*** Opening DATASET CONTENT ***

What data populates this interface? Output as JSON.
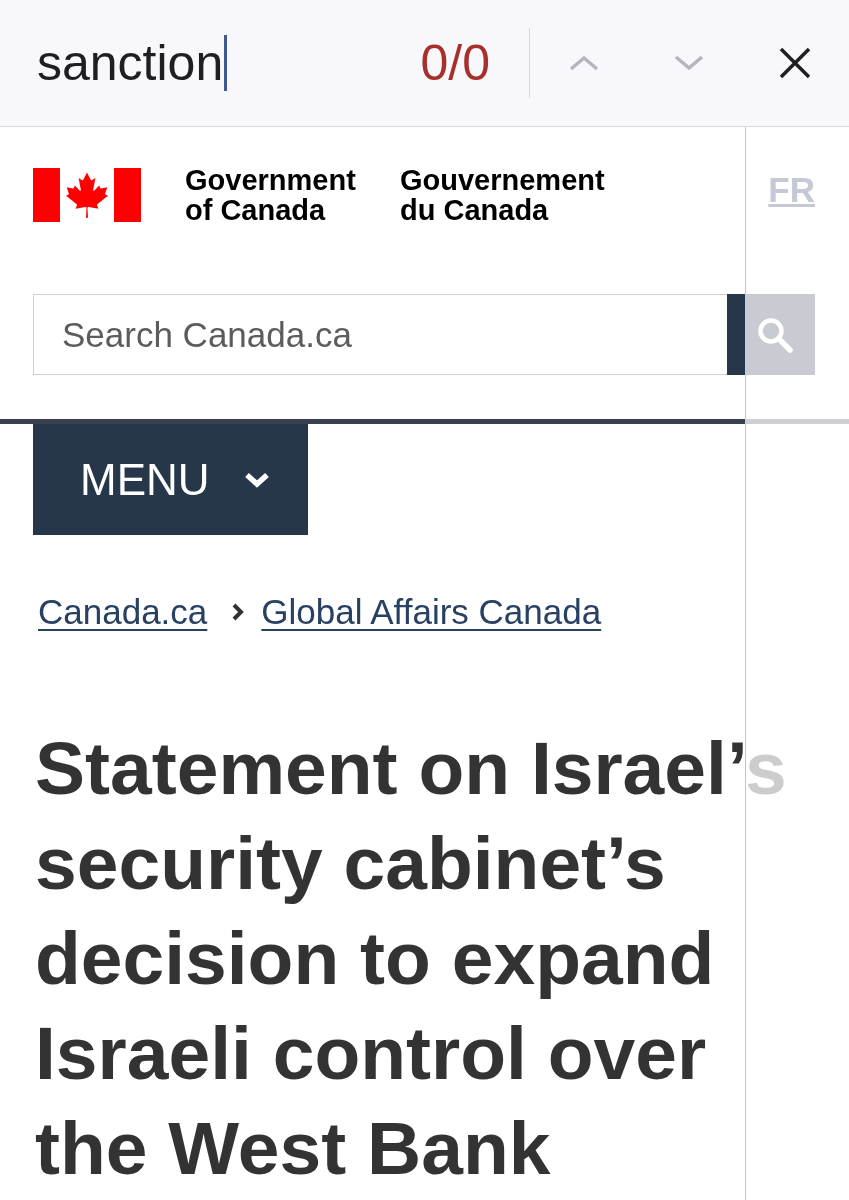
{
  "find_bar": {
    "query": "sanction",
    "match_count": "0/0",
    "previous_disabled": true,
    "next_disabled": true
  },
  "header": {
    "signature_english": "Government of Canada",
    "signature_french": "Gouvernement du Canada",
    "language_link": "FR"
  },
  "search": {
    "placeholder": "Search Canada.ca"
  },
  "menu_button": {
    "label": "MENU"
  },
  "breadcrumbs": [
    "Canada.ca",
    "Global Affairs Canada"
  ],
  "heading": "Statement on Israel’s security cabinet’s decision to expand Israeli control over the West Bank"
}
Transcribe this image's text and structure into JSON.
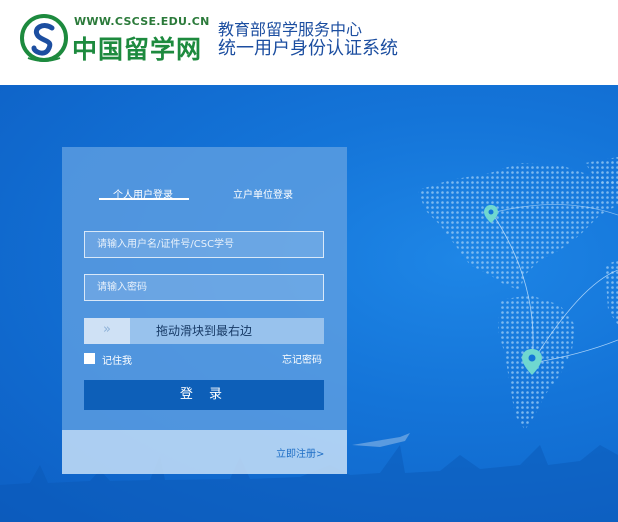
{
  "header": {
    "logo_url_text": "WWW.CSCSE.EDU.CN",
    "logo_cn_text": "中国留学网",
    "title": "教育部留学服务中心",
    "subtitle": "统一用户身份认证系统"
  },
  "login": {
    "tabs": [
      {
        "label": "个人用户登录",
        "active": true
      },
      {
        "label": "立户单位登录",
        "active": false
      }
    ],
    "username_placeholder": "请输入用户名/证件号/CSC学号",
    "password_placeholder": "请输入密码",
    "slider_text": "拖动滑块到最右边",
    "slider_handle_icon": "»",
    "remember_label": "记住我",
    "forgot_label": "忘记密码",
    "login_button": "登 录",
    "register_link": "立即注册>"
  },
  "colors": {
    "brand_green": "#1d8a3e",
    "header_text": "#1c4ea0",
    "hero_blue": "#1474d8",
    "button_blue": "#0d5fb8",
    "pin_teal": "#6fd7d0"
  },
  "icons": {
    "logo": "cscse-logo-icon",
    "slider": "double-chevron-right-icon",
    "pin": "map-pin-icon"
  }
}
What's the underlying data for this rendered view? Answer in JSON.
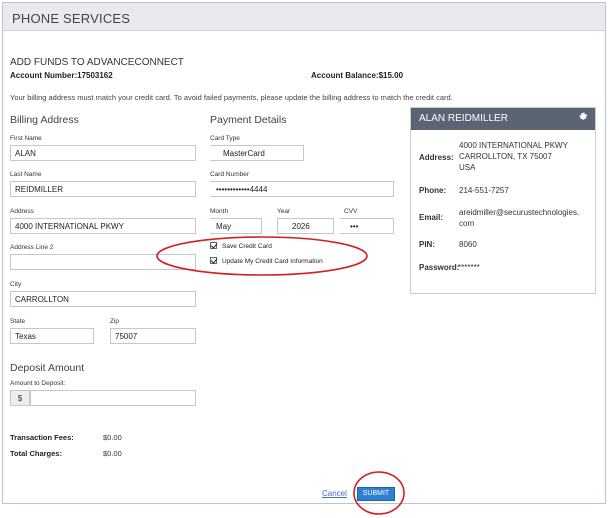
{
  "page": {
    "title": "PHONE SERVICES"
  },
  "funds": {
    "heading": "ADD FUNDS TO ADVANCECONNECT",
    "account_number": "Account Number:17503162",
    "account_balance": "Account Balance:$15.00",
    "notice": "Your billing address must match your credit card. To avoid failed payments, please update the billing address to match the credit card."
  },
  "billing": {
    "heading": "Billing Address",
    "first_name_label": "First Name",
    "first_name": "ALAN",
    "last_name_label": "Last Name",
    "last_name": "REIDMILLER",
    "address_label": "Address",
    "address": "4000 INTERNATIONAL PKWY",
    "address2_label": "Address Line 2",
    "address2": "",
    "city_label": "City",
    "city": "CARROLLTON",
    "state_label": "State",
    "state": "Texas",
    "zip_label": "Zip",
    "zip": "75007"
  },
  "payment": {
    "heading": "Payment Details",
    "card_type_label": "Card Type",
    "card_type": "MasterCard",
    "card_number_label": "Card Number",
    "card_number": "••••••••••••4444",
    "month_label": "Month",
    "month": "May",
    "year_label": "Year",
    "year": "2026",
    "cvv_label": "CVV",
    "cvv": "•••",
    "save_card_label": "Save Credit Card",
    "update_card_label": "Update My Credit Card Information"
  },
  "user": {
    "name": "ALAN REIDMILLER",
    "address_label": "Address:",
    "address_lines": [
      "4000 INTERNATIONAL PKWY",
      "CARROLLTON, TX 75007",
      "USA"
    ],
    "phone_label": "Phone:",
    "phone": "214-551-7257",
    "email_label": "Email:",
    "email_lines": [
      "areidmiller@securustechnologies.",
      "com"
    ],
    "pin_label": "PIN:",
    "pin": "8060",
    "password_label": "Password:",
    "password": "*******"
  },
  "deposit": {
    "heading": "Deposit Amount",
    "amount_label": "Amount to Deposit:",
    "currency_symbol": "$",
    "amount": ""
  },
  "totals": {
    "fees_label": "Transaction Fees:",
    "fees": "$0.00",
    "total_label": "Total Charges:",
    "total": "$0.00"
  },
  "actions": {
    "cancel": "Cancel",
    "submit": "SUBMIT"
  },
  "colors": {
    "accent": "#2f7fd4",
    "annotation": "#d42020",
    "panel_header": "#5a6473"
  }
}
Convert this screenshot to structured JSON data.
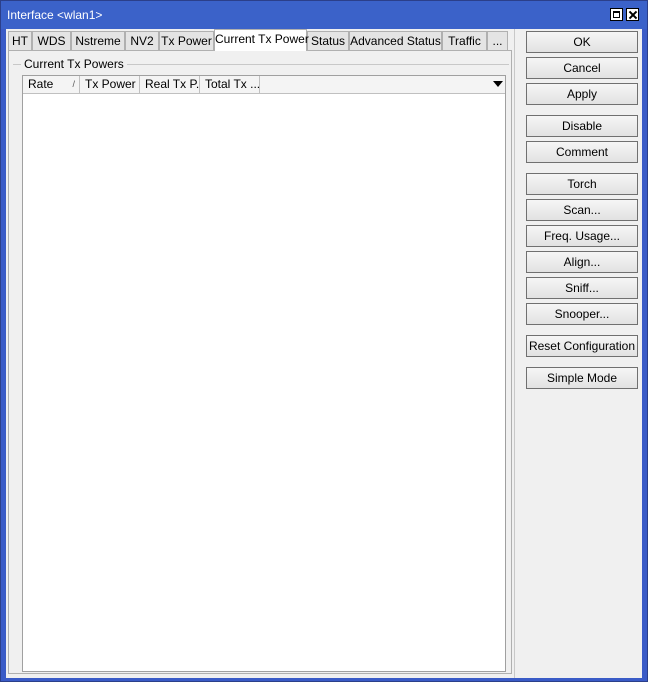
{
  "window": {
    "title": "Interface <wlan1>"
  },
  "tabs": [
    {
      "label": "HT",
      "active": false
    },
    {
      "label": "WDS",
      "active": false
    },
    {
      "label": "Nstreme",
      "active": false
    },
    {
      "label": "NV2",
      "active": false
    },
    {
      "label": "Tx Power",
      "active": false
    },
    {
      "label": "Current Tx Power",
      "active": true
    },
    {
      "label": "Status",
      "active": false
    },
    {
      "label": "Advanced Status",
      "active": false
    },
    {
      "label": "Traffic",
      "active": false
    },
    {
      "label": "...",
      "active": false
    }
  ],
  "panel": {
    "group_label": "Current Tx Powers",
    "columns": [
      "Rate",
      "Tx Power",
      "Real Tx P...",
      "Total Tx ..."
    ],
    "sort_icon": "/",
    "rows": []
  },
  "buttons": {
    "ok": "OK",
    "cancel": "Cancel",
    "apply": "Apply",
    "disable": "Disable",
    "comment": "Comment",
    "torch": "Torch",
    "scan": "Scan...",
    "freq_usage": "Freq. Usage...",
    "align": "Align...",
    "sniff": "Sniff...",
    "snooper": "Snooper...",
    "reset_configuration": "Reset Configuration",
    "simple_mode": "Simple Mode"
  },
  "icons": {
    "maximize": "maximize-icon",
    "close": "close-icon",
    "column_menu": "chevron-down-icon"
  },
  "colors": {
    "titlebar": "#3b62c9",
    "title_text": "#ffffff",
    "panel_bg": "#f0f0f0"
  }
}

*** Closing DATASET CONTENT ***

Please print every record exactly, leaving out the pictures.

What data populates this interface? Output as JSON.
{
  "find_bar": {
    "query": "sanction",
    "match_count": "0/0",
    "previous_disabled": true,
    "next_disabled": true
  },
  "header": {
    "signature_english": "Government of Canada",
    "signature_french": "Gouvernement du Canada",
    "language_link": "FR"
  },
  "search": {
    "placeholder": "Search Canada.ca"
  },
  "menu_button": {
    "label": "MENU"
  },
  "breadcrumbs": [
    "Canada.ca",
    "Global Affairs Canada"
  ],
  "heading": "Statement on Israel’s security cabinet’s decision to expand Israeli control over the West Bank"
}
Transcribe this image's text and structure into JSON.
{
  "header": {
    "logo_url_text": "WWW.CSCSE.EDU.CN",
    "logo_cn_text": "中国留学网",
    "title": "教育部留学服务中心",
    "subtitle": "统一用户身份认证系统"
  },
  "login": {
    "tabs": [
      {
        "label": "个人用户登录",
        "active": true
      },
      {
        "label": "立户单位登录",
        "active": false
      }
    ],
    "username_placeholder": "请输入用户名/证件号/CSC学号",
    "password_placeholder": "请输入密码",
    "slider_text": "拖动滑块到最右边",
    "slider_handle_icon": "»",
    "remember_label": "记住我",
    "forgot_label": "忘记密码",
    "login_button": "登 录",
    "register_link": "立即注册>"
  },
  "colors": {
    "brand_green": "#1d8a3e",
    "header_text": "#1c4ea0",
    "hero_blue": "#1474d8",
    "button_blue": "#0d5fb8",
    "pin_teal": "#6fd7d0"
  },
  "icons": {
    "logo": "cscse-logo-icon",
    "slider": "double-chevron-right-icon",
    "pin": "map-pin-icon"
  }
}
What's the underlying data for this rendered view? Answer in JSON.
{
  "page": {
    "title": "PHONE SERVICES"
  },
  "funds": {
    "heading": "ADD FUNDS TO ADVANCECONNECT",
    "account_number": "Account Number:17503162",
    "account_balance": "Account Balance:$15.00",
    "notice": "Your billing address must match your credit card. To avoid failed payments, please update the billing address to match the credit card."
  },
  "billing": {
    "heading": "Billing Address",
    "first_name_label": "First Name",
    "first_name": "ALAN",
    "last_name_label": "Last Name",
    "last_name": "REIDMILLER",
    "address_label": "Address",
    "address": "4000 INTERNATIONAL PKWY",
    "address2_label": "Address Line 2",
    "address2": "",
    "city_label": "City",
    "city": "CARROLLTON",
    "state_label": "State",
    "state": "Texas",
    "zip_label": "Zip",
    "zip": "75007"
  },
  "payment": {
    "heading": "Payment Details",
    "card_type_label": "Card Type",
    "card_type": "MasterCard",
    "card_number_label": "Card Number",
    "card_number": "••••••••••••4444",
    "month_label": "Month",
    "month": "May",
    "year_label": "Year",
    "year": "2026",
    "cvv_label": "CVV",
    "cvv": "•••",
    "save_card_label": "Save Credit Card",
    "update_card_label": "Update My Credit Card Information"
  },
  "user": {
    "name": "ALAN REIDMILLER",
    "address_label": "Address:",
    "address_lines": [
      "4000 INTERNATIONAL PKWY",
      "CARROLLTON, TX 75007",
      "USA"
    ],
    "phone_label": "Phone:",
    "phone": "214-551-7257",
    "email_label": "Email:",
    "email_lines": [
      "areidmiller@securustechnologies.",
      "com"
    ],
    "pin_label": "PIN:",
    "pin": "8060",
    "password_label": "Password:",
    "password": "*******"
  },
  "deposit": {
    "heading": "Deposit Amount",
    "amount_label": "Amount to Deposit:",
    "currency_symbol": "$",
    "amount": ""
  },
  "totals": {
    "fees_label": "Transaction Fees:",
    "fees": "$0.00",
    "total_label": "Total Charges:",
    "total": "$0.00"
  },
  "actions": {
    "cancel": "Cancel",
    "submit": "SUBMIT"
  },
  "colors": {
    "accent": "#2f7fd4",
    "annotation": "#d42020",
    "panel_header": "#5a6473"
  }
}
Convert this screenshot to structured JSON data.
{
  "window": {
    "title": "Interface <wlan1>"
  },
  "tabs": [
    {
      "label": "HT",
      "active": false
    },
    {
      "label": "WDS",
      "active": false
    },
    {
      "label": "Nstreme",
      "active": false
    },
    {
      "label": "NV2",
      "active": false
    },
    {
      "label": "Tx Power",
      "active": false
    },
    {
      "label": "Current Tx Power",
      "active": true
    },
    {
      "label": "Status",
      "active": false
    },
    {
      "label": "Advanced Status",
      "active": false
    },
    {
      "label": "Traffic",
      "active": false
    },
    {
      "label": "...",
      "active": false
    }
  ],
  "panel": {
    "group_label": "Current Tx Powers",
    "columns": [
      "Rate",
      "Tx Power",
      "Real Tx P...",
      "Total Tx ..."
    ],
    "sort_icon": "/",
    "rows": []
  },
  "buttons": {
    "ok": "OK",
    "cancel": "Cancel",
    "apply": "Apply",
    "disable": "Disable",
    "comment": "Comment",
    "torch": "Torch",
    "scan": "Scan...",
    "freq_usage": "Freq. Usage...",
    "align": "Align...",
    "sniff": "Sniff...",
    "snooper": "Snooper...",
    "reset_configuration": "Reset Configuration",
    "simple_mode": "Simple Mode"
  },
  "icons": {
    "maximize": "maximize-icon",
    "close": "close-icon",
    "column_menu": "chevron-down-icon"
  },
  "colors": {
    "titlebar": "#3b62c9",
    "title_text": "#ffffff",
    "panel_bg": "#f0f0f0"
  }
}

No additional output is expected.